:: YOUR OBJECTIVE ::
Every line of the data should be written out exactly, with the pictures left out.

:: DATA TO EXAMINE ::
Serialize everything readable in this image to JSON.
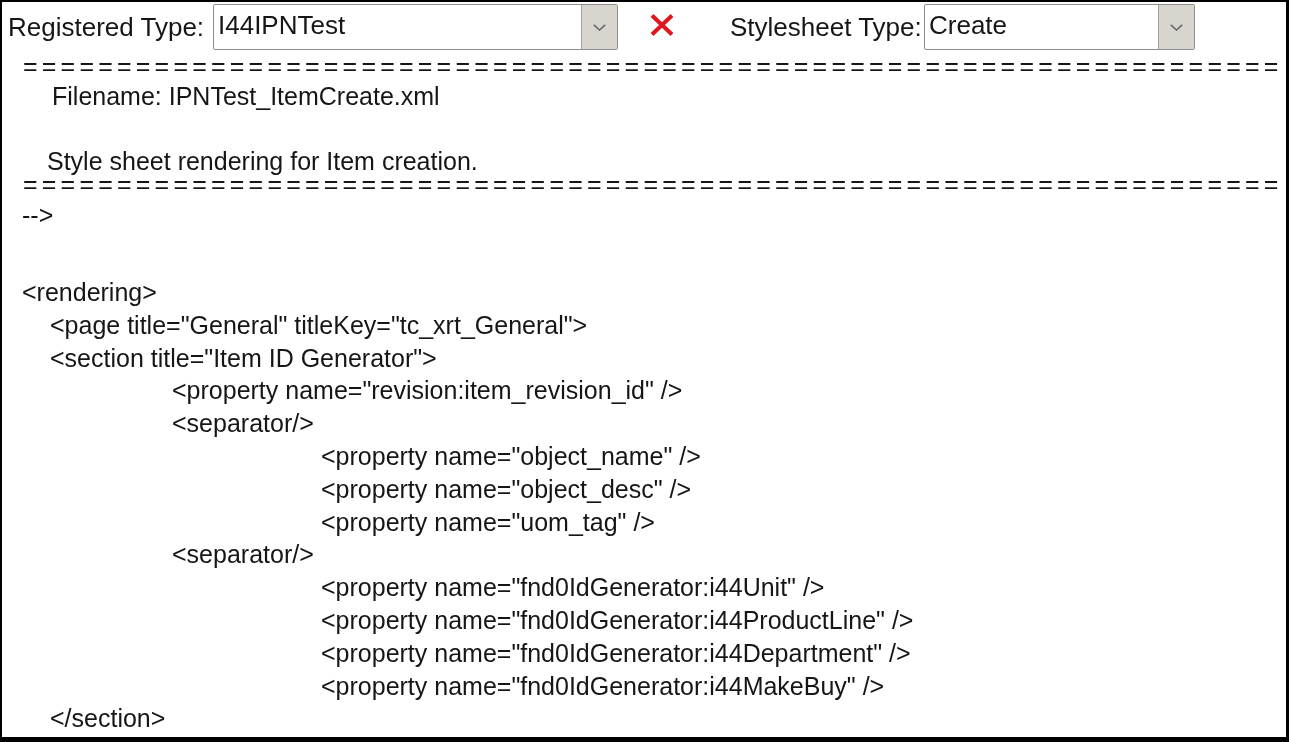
{
  "toolbar": {
    "registered_type": {
      "label": "Registered Type:",
      "value": "I44IPNTest"
    },
    "stylesheet_type": {
      "label": "Stylesheet Type:",
      "value": "Create"
    }
  },
  "comment": {
    "rule_top": "===================================================================",
    "lines": [
      "Filename: IPNTest_ItemCreate.xml",
      "Style sheet rendering for Item creation."
    ],
    "rule_bottom": "===================================================================",
    "close": "-->"
  },
  "xml": [
    {
      "text": "<rendering>",
      "children": [
        {
          "text": "<page title=\"General\" titleKey=\"tc_xrt_General\">"
        },
        {
          "text": "<section title=\"Item ID Generator\">",
          "children": [
            {
              "text": "<property name=\"revision:item_revision_id\" />"
            },
            {
              "text": "<separator/>",
              "children": [
                {
                  "text": "<property name=\"object_name\" />"
                },
                {
                  "text": "<property name=\"object_desc\" />"
                },
                {
                  "text": "<property name=\"uom_tag\" />"
                }
              ]
            },
            {
              "text": "<separator/>",
              "children": [
                {
                  "text": "<property name=\"fnd0IdGenerator:i44Unit\" />"
                },
                {
                  "text": "<property name=\"fnd0IdGenerator:i44ProductLine\" />"
                },
                {
                  "text": "<property name=\"fnd0IdGenerator:i44Department\" />"
                },
                {
                  "text": "<property name=\"fnd0IdGenerator:i44MakeBuy\" />"
                }
              ]
            }
          ]
        },
        {
          "text": "</section>"
        }
      ]
    }
  ]
}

:: ANSWER BOX ::
Serialize everything readable in this image to JSON.
{
  "toolbar": {
    "registered_type": {
      "label": "Registered Type:",
      "value": "I44IPNTest"
    },
    "stylesheet_type": {
      "label": "Stylesheet Type:",
      "value": "Create"
    }
  },
  "comment": {
    "rule_top": "===================================================================",
    "lines": [
      "Filename: IPNTest_ItemCreate.xml",
      "Style sheet rendering for Item creation."
    ],
    "rule_bottom": "===================================================================",
    "close": "-->"
  },
  "xml": [
    {
      "text": "<rendering>",
      "children": [
        {
          "text": "<page title=\"General\" titleKey=\"tc_xrt_General\">"
        },
        {
          "text": "<section title=\"Item ID Generator\">",
          "children": [
            {
              "text": "<property name=\"revision:item_revision_id\" />"
            },
            {
              "text": "<separator/>",
              "children": [
                {
                  "text": "<property name=\"object_name\" />"
                },
                {
                  "text": "<property name=\"object_desc\" />"
                },
                {
                  "text": "<property name=\"uom_tag\" />"
                }
              ]
            },
            {
              "text": "<separator/>",
              "children": [
                {
                  "text": "<property name=\"fnd0IdGenerator:i44Unit\" />"
                },
                {
                  "text": "<property name=\"fnd0IdGenerator:i44ProductLine\" />"
                },
                {
                  "text": "<property name=\"fnd0IdGenerator:i44Department\" />"
                },
                {
                  "text": "<property name=\"fnd0IdGenerator:i44MakeBuy\" />"
                }
              ]
            }
          ]
        },
        {
          "text": "</section>"
        }
      ]
    }
  ]
}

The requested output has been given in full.